In Daring Greatly, Brené Brown says, “Vulnerability is the core, the heart, the center, of meaningful human experience.” When we are vulnerable, we are putting our true, authentic selves out there to make connections with others. I know for me, exposing my authentic self isn’t always comfortable. Throughout my life, I’ve adopted different behaviors, or different tactics, in order to hide my vulnerability.
Mostly, I’ve used perfectionism as a way to gain a sense of belonging and worth. I think it’s something I learned in school: if I meet all the requirements, I’ll get an A. I want to put out the disclaimer that I did not grow up with parents that thought I was a failure if I didn’t get an A; for them, if I did the work and tried my best, I had achieved. Unfortunately, on a larger academic scale, I needed the A. I loved getting the A+. And, the more I achieved, the greater the internal pressure to continue achieving. I see the culmination of this in college, when I mitigated any anxiety I had about my schoolwork by ensuring that, 1) I completed an assignment as soon as the teacher gave it to me, and 2) I met every single requirement to a T. Brené Brown puts it this way, “It’s the belief that if we do things perfectly and look perfect, we can minimize or avoid the pain of blame, judgement, and shame.”
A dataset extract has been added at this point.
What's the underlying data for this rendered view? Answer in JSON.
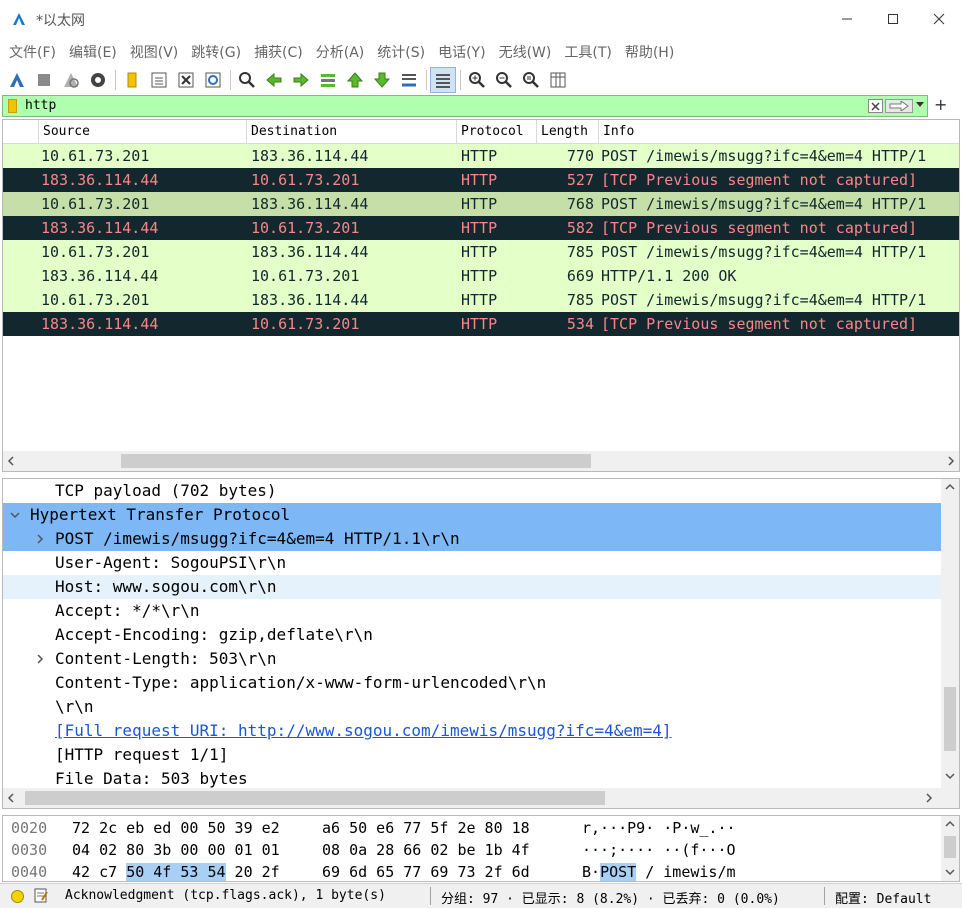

In the past few months I’ve really begun to identify how perfectionism has been a hindrance to my leadership, but I’ll save that for a follow up post. What I’ve been able to see through receiving feedback from my fellow teacher-leaders in training at the yoga studio is that this perfectionism pervades my entire way of being as well. Last weekend, we had the opportunity to give and receive honest, and loving, feedback, and these are some of the things that came up for me around my teaching:
- My body language looked “stuck up”
- I looked like I was trying to “get it right”
- I should continue to get messy, to get “off script” so that my authentic self can shine through
This is feedback I received from my peers, but I knew it myself, too. I’ve been so concerned with delivering the script perfectly that I have sounded like a robot. When I finally let myself get messy, I felt vulnerable, but I also felt free. Getting off script allows me to share pieces of myself and of my life with my students, and that opens the chance to make connection.
While vulnerability can be terrifying, some of the greatest experiences of my life have happened when I allowed myself to be vulnerable.
Three years ago this month, after getting back from a
tense casual afternoon run with Nick, I agonizingly explained to him that while I loved having him as a friend, I would also love to be much more than that. That was probably one of the hardest conversations to initiate, and it took a good half a year to happen, but it was one of the best.
The first time I got off the plane in Tegucigalpa, Honduras probably left me more vulnerable than ever. I didn’t feel confident enough about my Spanish, I wasn’t sure how to interact with children, and I had no idea what being in this foreign culture for a week would be like. Yet, I’ve met the most incredible people, found my passion in working for and with children, and made a meaningful, authentic connection with a country and its people.
“When we spend our lives (knowingly or unknowingly) pushing away vulnerability, we can’t hold space open for the uncertainty, risk, and emotional exposure of joy,” Brown writes. Being vulnerable certainly includes emotional risk, but I’m coming to believe that taking those risks for the chance at joy, happiness and love are so worth it.